While white was period, it was expensive to keep up since Clorox wasn't around to whiten the material easily or keep it white, it was usually saved for those with more "free time". In the period human or animal urine, with sunlight was used to bleach clothing, it was very time consumming. Most faires chose to allow white clothing even where it would not be period.

Heavy amounts of black in the clothing would have designated widows, clergy and puritans. All black should be saved for pirate costumes or the other characters mentioned above. Brighter colors were the norm, the dyes coming from nature. But watch for modern colors like neons, some pinks, and purple toned burgundys.
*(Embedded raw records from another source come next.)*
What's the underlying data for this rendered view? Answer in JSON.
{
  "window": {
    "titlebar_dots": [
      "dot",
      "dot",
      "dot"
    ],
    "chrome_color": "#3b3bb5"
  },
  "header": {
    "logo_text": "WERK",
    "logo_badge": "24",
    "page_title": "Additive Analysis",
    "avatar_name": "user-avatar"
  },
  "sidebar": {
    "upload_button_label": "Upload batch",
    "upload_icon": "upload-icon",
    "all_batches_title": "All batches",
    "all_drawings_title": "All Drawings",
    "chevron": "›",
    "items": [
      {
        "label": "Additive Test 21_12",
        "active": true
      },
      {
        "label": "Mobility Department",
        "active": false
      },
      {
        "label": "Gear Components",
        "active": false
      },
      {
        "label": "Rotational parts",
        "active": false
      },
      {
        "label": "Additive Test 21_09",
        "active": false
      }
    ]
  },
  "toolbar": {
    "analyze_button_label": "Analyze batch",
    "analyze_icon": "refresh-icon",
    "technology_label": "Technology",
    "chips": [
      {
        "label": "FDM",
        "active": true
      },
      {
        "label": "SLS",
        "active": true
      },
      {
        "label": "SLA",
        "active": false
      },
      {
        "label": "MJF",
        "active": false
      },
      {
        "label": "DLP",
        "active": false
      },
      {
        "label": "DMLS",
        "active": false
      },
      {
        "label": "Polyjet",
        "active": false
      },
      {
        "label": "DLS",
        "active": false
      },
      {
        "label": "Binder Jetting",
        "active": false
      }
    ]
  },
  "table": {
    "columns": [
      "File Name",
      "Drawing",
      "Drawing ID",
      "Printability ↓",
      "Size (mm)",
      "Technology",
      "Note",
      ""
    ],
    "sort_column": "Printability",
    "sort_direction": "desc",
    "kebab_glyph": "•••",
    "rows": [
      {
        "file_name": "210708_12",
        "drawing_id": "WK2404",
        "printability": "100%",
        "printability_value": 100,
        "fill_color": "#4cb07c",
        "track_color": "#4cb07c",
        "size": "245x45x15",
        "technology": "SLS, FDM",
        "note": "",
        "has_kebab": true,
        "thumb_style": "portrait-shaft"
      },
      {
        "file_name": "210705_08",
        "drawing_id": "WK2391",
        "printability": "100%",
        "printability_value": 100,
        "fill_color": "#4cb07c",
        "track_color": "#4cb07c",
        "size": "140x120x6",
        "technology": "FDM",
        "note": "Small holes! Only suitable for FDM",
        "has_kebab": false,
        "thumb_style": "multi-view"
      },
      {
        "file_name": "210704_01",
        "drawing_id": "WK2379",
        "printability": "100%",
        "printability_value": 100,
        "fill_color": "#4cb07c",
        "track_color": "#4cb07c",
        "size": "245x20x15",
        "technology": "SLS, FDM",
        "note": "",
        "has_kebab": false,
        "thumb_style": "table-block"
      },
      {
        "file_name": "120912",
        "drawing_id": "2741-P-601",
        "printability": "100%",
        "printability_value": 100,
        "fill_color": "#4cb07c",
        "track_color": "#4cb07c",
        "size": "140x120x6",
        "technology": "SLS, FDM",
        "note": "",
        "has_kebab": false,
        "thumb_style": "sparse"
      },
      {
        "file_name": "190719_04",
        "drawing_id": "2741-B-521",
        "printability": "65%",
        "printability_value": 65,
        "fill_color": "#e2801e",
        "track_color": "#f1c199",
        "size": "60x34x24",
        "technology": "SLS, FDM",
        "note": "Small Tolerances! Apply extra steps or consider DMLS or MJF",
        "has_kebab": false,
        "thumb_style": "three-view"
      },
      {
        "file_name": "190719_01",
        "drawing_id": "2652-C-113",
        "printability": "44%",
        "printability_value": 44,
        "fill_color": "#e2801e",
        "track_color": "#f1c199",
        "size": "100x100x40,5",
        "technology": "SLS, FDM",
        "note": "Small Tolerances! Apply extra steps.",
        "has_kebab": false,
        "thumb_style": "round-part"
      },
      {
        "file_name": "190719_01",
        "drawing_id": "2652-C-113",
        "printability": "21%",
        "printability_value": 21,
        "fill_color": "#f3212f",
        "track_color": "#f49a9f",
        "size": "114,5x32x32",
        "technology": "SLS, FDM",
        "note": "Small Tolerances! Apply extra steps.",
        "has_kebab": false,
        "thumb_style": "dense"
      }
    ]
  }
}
The last and most important is that while many materials are cheap and easy to find now, they are not period. Silks, Satins, Corduroy, Tafeta, velvet and Damask are period but above your station. Tapestrys are period, as are some other patterns if they are woven (if you see the pattern on the reverse of the material it is woven), they are correct for all classes. Watch out for shiny modern fabrics, they are not period! You can wear modern fabrics like blends if they look like natural fabrics. But many times you will find these materials do not breathe like natural fibers and one thing most faires are known for is being HOT so staying cool any way you can is very important!

Overall have fun, most people will not be judging your outfit based on period correctness unless you look so good they think you work at the faire! A good costume will last you for years and through a lot of fun times. Go and have fun being a Wench you!

Party like its 1599!!!

With Northern California Renaissance Faire and other faires coming fast behind it, I thought I would start to work on some costumes for faire. I am going to focus on three catagories Wenches, Ladies and costumes for the Gents. I hope you like them!

The first point about faires is, you don't have to dress up, but you will always have more fun if you do! The Renaissance period started in Italy in the 1400's, with the height of the period landing in the late 1500's for the English. Though often confused the Medieval period is not the same as the Renaissance. The medieval period starts much earlier in the 400's and continued until the start of the Renaissance Era. Most faires focus on the reign of Queen Elizabeth I

Many people worry about the "period" correctness of their costumes, if this is your first time don't worry, wear what you like and have fun! Most faires do not stick to strict costume rules and the faires that do, do not hold guests to the same rules. If you plan on going back year after year or working then think about more correct or higher quality costume, because it will be worth it in the end.

These costumes are so much fun and you can wear them over and over for all sorts of costumed events. The best thing is almost everyone I know pulls out their "garb" at least twice a year!